**WHAT YOU HAVE TO DO**
List each line of the data in which the string "icon" appears.

%%

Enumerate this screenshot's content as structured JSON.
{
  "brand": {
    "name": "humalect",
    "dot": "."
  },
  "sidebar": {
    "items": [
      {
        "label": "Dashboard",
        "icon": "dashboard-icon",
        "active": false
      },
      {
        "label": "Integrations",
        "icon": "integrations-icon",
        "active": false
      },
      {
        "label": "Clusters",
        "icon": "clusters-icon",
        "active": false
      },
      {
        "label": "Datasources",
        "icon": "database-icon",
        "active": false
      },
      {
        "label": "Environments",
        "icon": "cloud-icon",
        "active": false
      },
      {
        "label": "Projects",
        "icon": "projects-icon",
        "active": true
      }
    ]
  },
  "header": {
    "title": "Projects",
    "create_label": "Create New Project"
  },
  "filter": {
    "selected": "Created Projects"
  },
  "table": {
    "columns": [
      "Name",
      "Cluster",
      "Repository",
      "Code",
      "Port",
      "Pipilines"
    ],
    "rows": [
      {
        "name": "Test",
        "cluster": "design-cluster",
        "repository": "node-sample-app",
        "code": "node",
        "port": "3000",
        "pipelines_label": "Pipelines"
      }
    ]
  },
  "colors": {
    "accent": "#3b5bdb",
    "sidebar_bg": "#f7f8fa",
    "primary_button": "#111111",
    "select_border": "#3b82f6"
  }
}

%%

**SOLUTION BELOW**
        "icon": "dashboard-icon",
        "icon": "integrations-icon",
        "icon": "clusters-icon",
        "icon": "database-icon",
        "icon": "cloud-icon",
        "icon": "projects-icon",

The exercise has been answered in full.